In `triangle.py`, write a recursive function:

fracTriangle(window, top, left, right, color, n)that takes as parameters a GraphWin

The base case: n = 0

Recall that every recursive function needs a base case where the
recursion ends. For your `fracTriangle` function, the base
case should occur when `n` is zero; your `fracTriangle`
function should use `top`, `left`, and `right` to draw
a single triangle of the given color, and then return.
For example, with `color`=`"white"` and `n`=0, your
function should produce something like the single triangle below.
Your image should not contain the text labels "top", "left", and "right".
We just put them in the image to clarify how the triangle is drawn.

The recursive case: n > 0

If `n` is greater than zero, your function should use `top`,
`left`, and `right` to draw a
triangle of the appropriate color (same as before) and
** then use three recursive calls (with depth n-1)
to draw smaller triangles inside the given triangle**.
The three recursive
calls should draw triangles of the

- top, midLeft, and midRight
- midLeft, left, and midBottom
- midRight, midBottom, and right

Note: given two points (graphics Point objects!), like top and right, you can calculate and create a new midpoint like this:

midx = (top.getX() + right.getX()) * 0.5 midy = (top.getY() + right.getY()) * 0.5 midright = Point(midx, midy)You could even write a function (hint, hint!) to return a midpoint, given two starting points. :)

For reference, the diagram below was produced with depth `n`=1 and
`color`=`"white"` (again, your program shouldn't label the points).
Note how the center area (marked here in French) is white from the
first call to `fracTriangle`, and the three black triangles
(from the 3 recursive calls to `fracTriangle`) are drawn on
top of the original white triangle.

Here are a few more examples.
The left image below was drawn with `n` = 2 and
`color` = `"white"`, and the right image was drawn with
`n` = 3 and `color` = `"white"`:

Using larger depths can lead to attractive patterns, but can take a long
time!
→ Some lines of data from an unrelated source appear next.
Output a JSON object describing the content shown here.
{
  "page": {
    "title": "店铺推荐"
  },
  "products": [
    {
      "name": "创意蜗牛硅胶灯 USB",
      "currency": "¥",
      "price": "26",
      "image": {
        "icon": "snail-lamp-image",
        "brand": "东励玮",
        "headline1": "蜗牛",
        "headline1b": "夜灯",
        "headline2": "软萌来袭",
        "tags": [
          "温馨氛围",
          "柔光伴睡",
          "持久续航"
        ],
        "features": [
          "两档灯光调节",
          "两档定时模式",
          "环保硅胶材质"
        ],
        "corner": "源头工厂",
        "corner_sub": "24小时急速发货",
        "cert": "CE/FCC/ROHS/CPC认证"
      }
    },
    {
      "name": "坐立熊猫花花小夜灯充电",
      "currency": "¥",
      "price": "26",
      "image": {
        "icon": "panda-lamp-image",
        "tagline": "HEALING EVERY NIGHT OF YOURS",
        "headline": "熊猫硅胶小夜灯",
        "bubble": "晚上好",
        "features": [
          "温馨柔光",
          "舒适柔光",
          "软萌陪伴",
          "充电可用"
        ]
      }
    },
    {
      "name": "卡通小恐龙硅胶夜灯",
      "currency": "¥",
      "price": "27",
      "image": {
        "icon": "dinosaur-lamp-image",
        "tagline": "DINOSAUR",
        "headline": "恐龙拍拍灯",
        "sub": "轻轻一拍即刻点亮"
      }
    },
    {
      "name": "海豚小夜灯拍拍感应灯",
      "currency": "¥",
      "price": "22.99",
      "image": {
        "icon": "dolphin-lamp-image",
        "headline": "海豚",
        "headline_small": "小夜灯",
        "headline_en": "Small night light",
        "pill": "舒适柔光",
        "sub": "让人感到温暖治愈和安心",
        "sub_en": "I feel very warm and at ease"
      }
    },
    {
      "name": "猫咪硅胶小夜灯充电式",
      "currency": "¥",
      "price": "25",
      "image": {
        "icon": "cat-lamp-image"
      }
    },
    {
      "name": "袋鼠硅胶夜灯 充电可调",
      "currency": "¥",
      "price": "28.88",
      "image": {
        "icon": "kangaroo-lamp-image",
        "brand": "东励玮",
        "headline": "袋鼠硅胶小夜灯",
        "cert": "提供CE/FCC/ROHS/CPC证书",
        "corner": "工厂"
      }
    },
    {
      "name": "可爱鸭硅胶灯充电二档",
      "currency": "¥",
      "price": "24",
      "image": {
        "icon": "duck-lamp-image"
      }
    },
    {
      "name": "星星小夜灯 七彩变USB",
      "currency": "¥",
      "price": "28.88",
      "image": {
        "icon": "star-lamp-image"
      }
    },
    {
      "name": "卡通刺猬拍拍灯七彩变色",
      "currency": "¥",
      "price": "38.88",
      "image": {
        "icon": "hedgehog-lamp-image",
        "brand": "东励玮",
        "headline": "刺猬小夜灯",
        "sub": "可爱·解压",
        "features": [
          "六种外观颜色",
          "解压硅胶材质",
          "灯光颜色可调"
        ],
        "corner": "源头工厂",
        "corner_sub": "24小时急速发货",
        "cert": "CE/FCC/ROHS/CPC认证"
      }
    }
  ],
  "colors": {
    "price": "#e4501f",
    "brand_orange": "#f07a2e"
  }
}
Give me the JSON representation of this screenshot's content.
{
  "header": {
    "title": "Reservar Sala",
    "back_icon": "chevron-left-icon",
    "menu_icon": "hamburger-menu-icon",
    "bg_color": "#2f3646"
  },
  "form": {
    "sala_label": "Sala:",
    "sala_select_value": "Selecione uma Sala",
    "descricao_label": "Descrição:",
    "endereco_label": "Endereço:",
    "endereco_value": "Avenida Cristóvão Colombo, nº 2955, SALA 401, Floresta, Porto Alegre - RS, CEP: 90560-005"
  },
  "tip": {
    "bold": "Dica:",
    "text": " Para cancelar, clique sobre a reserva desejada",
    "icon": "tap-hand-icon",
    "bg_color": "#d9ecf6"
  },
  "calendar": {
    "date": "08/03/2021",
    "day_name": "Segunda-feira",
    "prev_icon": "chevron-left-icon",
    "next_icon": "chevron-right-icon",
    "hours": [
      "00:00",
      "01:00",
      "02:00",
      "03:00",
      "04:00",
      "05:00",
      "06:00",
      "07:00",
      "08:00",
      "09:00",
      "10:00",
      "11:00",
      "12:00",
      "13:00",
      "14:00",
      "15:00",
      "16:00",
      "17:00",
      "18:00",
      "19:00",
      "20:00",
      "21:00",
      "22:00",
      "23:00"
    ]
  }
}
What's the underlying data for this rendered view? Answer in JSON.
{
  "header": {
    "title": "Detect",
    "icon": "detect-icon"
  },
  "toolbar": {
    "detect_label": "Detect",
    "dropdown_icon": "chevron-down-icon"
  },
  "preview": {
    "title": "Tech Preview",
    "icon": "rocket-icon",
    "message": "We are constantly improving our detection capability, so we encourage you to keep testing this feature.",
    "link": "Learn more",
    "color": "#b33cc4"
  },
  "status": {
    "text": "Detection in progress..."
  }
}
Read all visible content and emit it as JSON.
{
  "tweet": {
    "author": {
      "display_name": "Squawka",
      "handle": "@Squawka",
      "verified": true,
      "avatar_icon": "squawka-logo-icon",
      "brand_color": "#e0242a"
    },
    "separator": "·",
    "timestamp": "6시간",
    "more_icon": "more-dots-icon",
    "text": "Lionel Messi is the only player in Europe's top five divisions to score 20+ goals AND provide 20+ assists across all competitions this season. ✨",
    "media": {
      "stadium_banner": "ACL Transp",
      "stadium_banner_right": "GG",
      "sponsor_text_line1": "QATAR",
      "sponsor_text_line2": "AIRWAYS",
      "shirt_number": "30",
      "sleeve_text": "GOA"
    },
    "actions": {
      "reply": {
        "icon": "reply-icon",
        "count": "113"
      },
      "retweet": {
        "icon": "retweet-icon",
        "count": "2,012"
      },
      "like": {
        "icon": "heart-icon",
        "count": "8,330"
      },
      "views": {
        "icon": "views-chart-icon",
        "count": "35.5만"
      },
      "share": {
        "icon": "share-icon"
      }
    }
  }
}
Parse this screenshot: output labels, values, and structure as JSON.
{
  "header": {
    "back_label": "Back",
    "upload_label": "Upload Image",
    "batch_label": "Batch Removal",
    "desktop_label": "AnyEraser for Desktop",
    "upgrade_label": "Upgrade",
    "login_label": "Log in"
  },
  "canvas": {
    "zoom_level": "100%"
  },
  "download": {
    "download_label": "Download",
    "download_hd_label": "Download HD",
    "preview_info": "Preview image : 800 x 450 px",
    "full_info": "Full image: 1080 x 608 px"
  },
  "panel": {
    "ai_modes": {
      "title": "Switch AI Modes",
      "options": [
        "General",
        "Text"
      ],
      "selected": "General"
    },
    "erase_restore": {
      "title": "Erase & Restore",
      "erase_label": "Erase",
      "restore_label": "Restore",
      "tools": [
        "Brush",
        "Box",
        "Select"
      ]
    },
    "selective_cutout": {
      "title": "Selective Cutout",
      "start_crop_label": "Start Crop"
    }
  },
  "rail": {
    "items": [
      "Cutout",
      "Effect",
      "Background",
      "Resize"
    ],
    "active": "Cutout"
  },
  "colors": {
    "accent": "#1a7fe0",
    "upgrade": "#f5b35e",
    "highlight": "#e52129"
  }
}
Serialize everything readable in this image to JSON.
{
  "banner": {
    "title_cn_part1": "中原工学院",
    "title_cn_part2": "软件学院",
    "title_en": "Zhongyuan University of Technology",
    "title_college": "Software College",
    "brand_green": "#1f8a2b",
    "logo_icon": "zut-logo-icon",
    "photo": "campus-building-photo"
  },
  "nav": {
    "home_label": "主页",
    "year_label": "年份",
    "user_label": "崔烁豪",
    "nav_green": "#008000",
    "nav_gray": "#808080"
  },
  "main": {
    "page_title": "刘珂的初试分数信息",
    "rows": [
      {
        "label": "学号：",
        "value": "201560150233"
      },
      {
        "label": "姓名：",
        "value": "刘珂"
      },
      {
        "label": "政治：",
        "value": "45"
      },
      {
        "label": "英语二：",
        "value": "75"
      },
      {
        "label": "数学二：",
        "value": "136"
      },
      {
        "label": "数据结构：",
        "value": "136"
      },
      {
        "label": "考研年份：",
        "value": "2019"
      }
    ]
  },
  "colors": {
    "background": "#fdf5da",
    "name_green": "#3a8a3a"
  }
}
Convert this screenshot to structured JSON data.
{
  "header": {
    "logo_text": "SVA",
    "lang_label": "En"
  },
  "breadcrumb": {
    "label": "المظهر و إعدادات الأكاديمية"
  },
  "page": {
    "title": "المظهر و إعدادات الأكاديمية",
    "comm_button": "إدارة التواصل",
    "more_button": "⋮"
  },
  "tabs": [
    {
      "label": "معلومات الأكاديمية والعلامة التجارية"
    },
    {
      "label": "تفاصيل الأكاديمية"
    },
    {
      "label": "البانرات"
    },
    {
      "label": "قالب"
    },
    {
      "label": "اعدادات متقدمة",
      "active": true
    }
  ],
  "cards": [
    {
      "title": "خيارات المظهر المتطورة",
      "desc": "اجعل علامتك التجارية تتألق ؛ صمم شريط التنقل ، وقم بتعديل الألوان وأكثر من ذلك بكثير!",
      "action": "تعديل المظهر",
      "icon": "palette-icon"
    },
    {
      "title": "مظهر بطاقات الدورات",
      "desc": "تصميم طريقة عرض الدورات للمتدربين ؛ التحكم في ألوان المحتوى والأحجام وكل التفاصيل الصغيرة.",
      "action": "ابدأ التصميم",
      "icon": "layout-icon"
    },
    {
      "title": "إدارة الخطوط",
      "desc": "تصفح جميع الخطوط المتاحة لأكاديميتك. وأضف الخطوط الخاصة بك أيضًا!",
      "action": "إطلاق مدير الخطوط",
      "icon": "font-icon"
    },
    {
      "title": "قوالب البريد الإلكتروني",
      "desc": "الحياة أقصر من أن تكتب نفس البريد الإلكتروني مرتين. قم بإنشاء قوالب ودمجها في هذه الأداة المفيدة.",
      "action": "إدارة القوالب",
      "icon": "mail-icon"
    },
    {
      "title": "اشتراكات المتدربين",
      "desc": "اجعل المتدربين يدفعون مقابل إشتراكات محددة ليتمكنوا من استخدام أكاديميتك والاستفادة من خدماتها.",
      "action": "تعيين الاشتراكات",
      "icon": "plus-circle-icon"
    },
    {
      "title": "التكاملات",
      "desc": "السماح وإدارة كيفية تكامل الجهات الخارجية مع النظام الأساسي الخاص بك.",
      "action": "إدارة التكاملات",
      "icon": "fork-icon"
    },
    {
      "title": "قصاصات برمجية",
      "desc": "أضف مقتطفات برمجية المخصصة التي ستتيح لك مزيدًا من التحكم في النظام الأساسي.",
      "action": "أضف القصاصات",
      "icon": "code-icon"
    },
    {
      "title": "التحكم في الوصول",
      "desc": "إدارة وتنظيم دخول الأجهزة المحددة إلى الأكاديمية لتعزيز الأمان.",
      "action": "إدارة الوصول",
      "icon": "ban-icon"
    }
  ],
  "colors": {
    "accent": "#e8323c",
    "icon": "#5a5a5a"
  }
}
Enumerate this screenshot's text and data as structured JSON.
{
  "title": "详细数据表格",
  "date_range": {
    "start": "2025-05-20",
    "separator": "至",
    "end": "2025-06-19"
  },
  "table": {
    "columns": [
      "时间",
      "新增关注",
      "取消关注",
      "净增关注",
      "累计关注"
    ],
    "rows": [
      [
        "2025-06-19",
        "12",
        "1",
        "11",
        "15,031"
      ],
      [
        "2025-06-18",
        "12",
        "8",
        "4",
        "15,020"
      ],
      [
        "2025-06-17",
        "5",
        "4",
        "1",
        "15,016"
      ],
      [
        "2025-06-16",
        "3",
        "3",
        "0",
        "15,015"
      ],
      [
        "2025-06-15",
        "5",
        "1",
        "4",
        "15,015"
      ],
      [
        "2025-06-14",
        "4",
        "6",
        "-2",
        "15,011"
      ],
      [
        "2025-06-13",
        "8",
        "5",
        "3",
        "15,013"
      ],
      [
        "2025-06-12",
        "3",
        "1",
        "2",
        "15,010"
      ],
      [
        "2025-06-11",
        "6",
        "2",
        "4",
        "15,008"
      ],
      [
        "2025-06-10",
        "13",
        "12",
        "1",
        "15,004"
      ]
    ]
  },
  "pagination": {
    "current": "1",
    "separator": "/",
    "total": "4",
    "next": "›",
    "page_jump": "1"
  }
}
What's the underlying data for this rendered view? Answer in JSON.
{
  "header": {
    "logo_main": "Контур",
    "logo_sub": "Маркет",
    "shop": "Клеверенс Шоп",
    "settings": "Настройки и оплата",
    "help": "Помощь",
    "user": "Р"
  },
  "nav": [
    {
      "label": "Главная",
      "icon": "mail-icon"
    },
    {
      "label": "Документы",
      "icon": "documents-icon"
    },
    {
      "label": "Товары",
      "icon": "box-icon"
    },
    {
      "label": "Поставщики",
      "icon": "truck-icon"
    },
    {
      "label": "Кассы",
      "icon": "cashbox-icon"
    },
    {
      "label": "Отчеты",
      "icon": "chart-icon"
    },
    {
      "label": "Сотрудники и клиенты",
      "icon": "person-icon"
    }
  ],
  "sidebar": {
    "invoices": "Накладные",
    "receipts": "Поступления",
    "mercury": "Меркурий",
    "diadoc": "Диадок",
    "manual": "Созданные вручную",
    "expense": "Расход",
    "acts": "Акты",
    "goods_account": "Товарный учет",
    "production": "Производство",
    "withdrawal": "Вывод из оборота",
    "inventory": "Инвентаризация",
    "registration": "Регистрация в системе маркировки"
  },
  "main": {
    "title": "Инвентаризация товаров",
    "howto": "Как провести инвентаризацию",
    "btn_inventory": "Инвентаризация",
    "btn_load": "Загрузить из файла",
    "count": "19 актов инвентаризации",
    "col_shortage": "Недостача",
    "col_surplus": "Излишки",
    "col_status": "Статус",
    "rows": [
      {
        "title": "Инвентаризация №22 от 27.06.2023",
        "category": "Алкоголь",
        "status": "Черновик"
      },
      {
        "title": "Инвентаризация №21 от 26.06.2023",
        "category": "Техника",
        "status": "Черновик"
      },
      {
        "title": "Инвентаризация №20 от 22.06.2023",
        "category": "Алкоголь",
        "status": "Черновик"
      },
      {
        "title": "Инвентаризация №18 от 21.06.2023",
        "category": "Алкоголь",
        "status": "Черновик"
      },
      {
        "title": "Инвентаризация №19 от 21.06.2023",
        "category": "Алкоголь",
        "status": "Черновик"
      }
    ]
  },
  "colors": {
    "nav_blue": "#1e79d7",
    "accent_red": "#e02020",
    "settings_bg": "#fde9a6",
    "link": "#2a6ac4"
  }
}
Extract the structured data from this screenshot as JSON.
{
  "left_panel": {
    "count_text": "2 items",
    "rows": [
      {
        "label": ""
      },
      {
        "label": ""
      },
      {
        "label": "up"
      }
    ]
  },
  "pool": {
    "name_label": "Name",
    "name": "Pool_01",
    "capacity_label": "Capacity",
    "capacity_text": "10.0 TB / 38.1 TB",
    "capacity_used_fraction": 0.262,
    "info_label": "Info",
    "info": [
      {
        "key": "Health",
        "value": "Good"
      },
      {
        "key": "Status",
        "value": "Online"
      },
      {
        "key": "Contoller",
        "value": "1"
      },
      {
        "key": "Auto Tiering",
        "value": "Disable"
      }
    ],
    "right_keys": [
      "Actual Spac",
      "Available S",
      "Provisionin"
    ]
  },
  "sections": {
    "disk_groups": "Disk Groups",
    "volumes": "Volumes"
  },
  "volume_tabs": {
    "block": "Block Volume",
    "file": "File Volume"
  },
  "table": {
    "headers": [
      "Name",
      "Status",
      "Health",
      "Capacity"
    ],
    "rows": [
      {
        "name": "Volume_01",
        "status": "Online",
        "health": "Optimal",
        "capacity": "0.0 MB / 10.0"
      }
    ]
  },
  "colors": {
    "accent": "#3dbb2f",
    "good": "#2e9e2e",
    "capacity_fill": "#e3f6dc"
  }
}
The following diagram was drawn with `color`=`"white"` and
`n`=7:

The main function

In `main()`, your program should read in a recursive depth
`n` and initial color (`"black"` or `"white"`)
and draw the pattern of the appropriate recursive depth.

To summarize, here are some hints for the recursion:

- For the base case (when
`n`equals 0),`fracTriangle`should draw a single triangle and make no recursive calls. - For non-base cases,
`fracTriangle`should draw a single triangle and make three recursive calls. Each recursive call should:- correspond to one of the triangles (using midLeft, midRight, and midBottom) described above.
- reverse the color.
- use a recursion depth that is one smaller than the current recursion depth.

- Your
`main`function should call`fracTriangle`just once. All other triangles should be drawn using recursive calls.

Submit

Once you are satisfied with your programs you can hand them in by
typing **handin21** in a terminal window.